EXERCISE:
Starting with the line that contains "Extract the structured", copy out each line through the end of the entries below, exactly as written, and nothing else.

-------- EXERCISE INPUT

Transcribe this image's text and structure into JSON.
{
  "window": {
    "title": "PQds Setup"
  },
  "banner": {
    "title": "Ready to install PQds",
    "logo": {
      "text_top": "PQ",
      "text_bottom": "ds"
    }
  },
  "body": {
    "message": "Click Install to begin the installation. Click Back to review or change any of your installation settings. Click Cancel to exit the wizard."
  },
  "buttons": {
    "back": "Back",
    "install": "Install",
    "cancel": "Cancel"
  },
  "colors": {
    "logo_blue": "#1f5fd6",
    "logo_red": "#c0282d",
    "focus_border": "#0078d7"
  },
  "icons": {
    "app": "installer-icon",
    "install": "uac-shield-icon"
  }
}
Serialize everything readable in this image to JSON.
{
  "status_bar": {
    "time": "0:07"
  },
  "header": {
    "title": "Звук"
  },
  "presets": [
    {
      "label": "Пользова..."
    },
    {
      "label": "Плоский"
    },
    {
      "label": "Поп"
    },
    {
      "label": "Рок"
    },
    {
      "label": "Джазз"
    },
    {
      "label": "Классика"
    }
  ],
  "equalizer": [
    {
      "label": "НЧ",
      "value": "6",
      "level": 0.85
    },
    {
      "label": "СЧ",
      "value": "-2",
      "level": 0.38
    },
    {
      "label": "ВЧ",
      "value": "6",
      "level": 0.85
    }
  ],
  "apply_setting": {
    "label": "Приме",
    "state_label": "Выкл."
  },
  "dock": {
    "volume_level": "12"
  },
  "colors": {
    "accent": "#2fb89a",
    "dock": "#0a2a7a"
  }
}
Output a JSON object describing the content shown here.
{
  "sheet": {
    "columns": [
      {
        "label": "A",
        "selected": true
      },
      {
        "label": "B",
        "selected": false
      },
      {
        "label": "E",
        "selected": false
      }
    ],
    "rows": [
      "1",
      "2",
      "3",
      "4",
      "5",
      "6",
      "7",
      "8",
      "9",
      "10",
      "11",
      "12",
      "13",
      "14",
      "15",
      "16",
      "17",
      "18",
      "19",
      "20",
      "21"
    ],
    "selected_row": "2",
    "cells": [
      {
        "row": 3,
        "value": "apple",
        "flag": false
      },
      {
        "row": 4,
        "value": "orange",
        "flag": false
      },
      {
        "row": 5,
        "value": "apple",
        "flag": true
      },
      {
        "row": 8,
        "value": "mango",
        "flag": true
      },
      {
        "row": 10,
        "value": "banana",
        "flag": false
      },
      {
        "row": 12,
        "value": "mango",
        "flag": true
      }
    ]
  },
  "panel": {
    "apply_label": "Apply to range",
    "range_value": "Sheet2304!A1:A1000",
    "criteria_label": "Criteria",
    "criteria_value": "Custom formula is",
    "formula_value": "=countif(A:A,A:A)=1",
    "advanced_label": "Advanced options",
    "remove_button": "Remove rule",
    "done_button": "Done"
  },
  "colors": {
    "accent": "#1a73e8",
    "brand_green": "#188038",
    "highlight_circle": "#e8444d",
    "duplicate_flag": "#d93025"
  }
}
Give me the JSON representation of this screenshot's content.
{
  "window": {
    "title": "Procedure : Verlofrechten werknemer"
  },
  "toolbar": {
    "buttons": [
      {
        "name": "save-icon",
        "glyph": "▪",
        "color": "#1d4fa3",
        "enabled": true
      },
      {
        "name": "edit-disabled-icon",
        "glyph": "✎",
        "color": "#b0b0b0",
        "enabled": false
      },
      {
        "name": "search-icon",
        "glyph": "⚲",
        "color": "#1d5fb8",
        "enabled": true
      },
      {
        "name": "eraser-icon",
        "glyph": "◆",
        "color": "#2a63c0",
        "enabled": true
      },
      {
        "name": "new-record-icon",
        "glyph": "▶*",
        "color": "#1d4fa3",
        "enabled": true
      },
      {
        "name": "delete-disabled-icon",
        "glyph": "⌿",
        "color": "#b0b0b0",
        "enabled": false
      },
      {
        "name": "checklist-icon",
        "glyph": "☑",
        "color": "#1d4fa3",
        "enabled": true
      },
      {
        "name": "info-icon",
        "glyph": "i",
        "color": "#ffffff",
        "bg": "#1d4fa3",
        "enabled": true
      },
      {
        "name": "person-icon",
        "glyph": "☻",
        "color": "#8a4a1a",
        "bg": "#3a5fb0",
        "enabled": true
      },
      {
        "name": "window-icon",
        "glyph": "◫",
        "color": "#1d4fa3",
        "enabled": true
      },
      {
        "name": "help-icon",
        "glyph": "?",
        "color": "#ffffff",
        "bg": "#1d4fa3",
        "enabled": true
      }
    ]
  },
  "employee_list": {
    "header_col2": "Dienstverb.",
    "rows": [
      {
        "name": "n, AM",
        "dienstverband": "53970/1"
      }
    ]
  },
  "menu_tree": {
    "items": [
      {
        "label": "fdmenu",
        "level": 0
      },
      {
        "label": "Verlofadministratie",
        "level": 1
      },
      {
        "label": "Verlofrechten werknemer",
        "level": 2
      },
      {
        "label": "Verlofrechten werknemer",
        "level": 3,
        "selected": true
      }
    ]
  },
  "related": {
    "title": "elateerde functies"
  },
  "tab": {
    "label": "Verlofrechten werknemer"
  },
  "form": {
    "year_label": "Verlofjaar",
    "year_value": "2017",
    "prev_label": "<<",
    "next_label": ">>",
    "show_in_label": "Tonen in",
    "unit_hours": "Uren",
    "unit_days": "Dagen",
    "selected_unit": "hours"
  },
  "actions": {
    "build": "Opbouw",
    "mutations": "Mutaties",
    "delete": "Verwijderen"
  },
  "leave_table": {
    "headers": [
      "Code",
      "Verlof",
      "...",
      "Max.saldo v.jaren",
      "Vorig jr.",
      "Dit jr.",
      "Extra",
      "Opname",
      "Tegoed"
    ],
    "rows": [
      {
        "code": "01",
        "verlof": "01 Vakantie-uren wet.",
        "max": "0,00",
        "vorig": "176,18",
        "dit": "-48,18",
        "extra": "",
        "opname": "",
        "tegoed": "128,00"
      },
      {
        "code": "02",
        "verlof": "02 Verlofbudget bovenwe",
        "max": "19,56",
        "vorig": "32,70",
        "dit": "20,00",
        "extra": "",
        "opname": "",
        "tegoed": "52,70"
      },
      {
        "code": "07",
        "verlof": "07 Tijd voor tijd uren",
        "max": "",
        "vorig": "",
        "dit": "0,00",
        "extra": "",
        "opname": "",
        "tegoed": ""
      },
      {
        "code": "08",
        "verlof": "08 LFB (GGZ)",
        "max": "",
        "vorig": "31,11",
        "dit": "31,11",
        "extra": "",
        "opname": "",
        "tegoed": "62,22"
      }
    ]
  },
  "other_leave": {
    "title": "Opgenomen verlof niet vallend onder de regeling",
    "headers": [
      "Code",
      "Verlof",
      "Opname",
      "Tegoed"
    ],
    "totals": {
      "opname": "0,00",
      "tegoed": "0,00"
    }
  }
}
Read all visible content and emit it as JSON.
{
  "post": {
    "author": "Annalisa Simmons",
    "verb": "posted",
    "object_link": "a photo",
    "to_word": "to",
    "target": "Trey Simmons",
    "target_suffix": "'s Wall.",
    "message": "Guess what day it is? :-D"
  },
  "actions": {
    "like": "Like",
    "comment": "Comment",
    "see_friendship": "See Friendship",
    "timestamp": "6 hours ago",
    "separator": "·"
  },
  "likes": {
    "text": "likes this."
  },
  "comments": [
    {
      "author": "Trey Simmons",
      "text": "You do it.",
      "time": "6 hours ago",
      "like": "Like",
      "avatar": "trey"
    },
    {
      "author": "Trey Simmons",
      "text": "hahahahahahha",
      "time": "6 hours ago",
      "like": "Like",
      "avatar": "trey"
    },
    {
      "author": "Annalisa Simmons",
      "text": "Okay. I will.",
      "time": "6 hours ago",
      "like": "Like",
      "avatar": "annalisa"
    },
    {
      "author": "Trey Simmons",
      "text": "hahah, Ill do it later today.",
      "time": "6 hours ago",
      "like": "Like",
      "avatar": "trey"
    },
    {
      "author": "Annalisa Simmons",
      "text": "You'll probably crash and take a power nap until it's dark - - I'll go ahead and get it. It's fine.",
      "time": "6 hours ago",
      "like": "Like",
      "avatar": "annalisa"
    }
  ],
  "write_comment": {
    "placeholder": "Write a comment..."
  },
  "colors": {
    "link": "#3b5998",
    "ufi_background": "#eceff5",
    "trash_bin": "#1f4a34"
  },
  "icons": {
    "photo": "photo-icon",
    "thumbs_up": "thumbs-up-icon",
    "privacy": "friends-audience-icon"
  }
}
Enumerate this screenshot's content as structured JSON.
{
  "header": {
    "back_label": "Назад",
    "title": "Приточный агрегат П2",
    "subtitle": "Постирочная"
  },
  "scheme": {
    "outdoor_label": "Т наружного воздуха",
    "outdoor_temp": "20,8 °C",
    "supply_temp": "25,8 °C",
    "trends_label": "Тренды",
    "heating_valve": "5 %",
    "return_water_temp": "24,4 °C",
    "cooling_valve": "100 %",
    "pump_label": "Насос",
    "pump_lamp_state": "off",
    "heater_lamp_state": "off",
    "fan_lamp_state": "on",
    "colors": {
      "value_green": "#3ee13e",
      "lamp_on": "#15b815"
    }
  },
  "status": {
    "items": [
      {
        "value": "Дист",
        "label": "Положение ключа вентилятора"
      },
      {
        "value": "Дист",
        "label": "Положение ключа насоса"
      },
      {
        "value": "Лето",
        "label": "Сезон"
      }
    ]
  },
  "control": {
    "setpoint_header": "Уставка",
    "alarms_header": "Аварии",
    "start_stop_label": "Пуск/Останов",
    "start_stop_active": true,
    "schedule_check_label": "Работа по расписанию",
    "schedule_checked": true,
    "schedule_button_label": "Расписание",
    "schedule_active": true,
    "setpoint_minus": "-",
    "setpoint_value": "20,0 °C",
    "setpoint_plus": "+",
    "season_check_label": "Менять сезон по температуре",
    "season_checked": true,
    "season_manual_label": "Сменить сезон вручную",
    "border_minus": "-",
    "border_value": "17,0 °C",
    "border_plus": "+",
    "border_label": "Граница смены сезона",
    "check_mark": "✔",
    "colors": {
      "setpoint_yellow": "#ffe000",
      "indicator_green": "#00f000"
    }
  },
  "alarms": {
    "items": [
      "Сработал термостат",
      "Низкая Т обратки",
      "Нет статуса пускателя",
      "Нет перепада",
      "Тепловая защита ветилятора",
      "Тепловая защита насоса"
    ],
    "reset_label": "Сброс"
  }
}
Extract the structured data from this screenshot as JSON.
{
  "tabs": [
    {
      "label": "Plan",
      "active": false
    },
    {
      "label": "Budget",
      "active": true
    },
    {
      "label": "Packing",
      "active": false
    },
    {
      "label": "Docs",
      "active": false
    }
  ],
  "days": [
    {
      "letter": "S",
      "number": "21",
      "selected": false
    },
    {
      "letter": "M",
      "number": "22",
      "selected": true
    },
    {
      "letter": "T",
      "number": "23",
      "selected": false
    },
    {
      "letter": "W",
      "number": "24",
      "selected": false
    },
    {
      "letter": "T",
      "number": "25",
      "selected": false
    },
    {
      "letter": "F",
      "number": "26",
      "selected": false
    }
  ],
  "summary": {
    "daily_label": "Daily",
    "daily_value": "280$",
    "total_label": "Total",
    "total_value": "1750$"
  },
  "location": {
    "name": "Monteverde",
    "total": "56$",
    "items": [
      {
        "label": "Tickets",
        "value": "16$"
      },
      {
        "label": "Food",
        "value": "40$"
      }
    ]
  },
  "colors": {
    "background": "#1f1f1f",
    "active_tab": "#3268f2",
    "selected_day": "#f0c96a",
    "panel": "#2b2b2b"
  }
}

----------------

ANSWER BOX:
Extract the structured data from this screenshot as JSON.
{
  "tabs": [
    {
      "label": "Plan",
      "active": false
    },
    {
      "label": "Budget",
      "active": true
    },
    {
      "label": "Packing",
      "active": false
    },
    {
      "label": "Docs",
      "active": false
    }
  ],
  "days": [
    {
      "letter": "S",
      "number": "21",
      "selected": false
    },
    {
      "letter": "M",
      "number": "22",
      "selected": true
    },
    {
      "letter": "T",
      "number": "23",
      "selected": false
    },
    {
      "letter": "W",
      "number": "24",
      "selected": false
    },
    {
      "letter": "T",
      "number": "25",
      "selected": false
    },
    {
      "letter": "F",
      "number": "26",
      "selected": false
    }
  ],
  "summary": {
    "daily_label": "Daily",
    "daily_value": "280$",
    "total_label": "Total",
    "total_value": "1750$"
  },
  "location": {
    "name": "Monteverde",
    "total": "56$",
    "items": [
      {
        "label": "Tickets",
        "value": "16$"
      },
      {
        "label": "Food",
        "value": "40$"
      }
    ]
  },
  "colors": {
    "background": "#1f1f1f",
    "active_tab": "#3268f2",
    "selected_day": "#f0c96a",
    "panel": "#2b2b2b"
  }
}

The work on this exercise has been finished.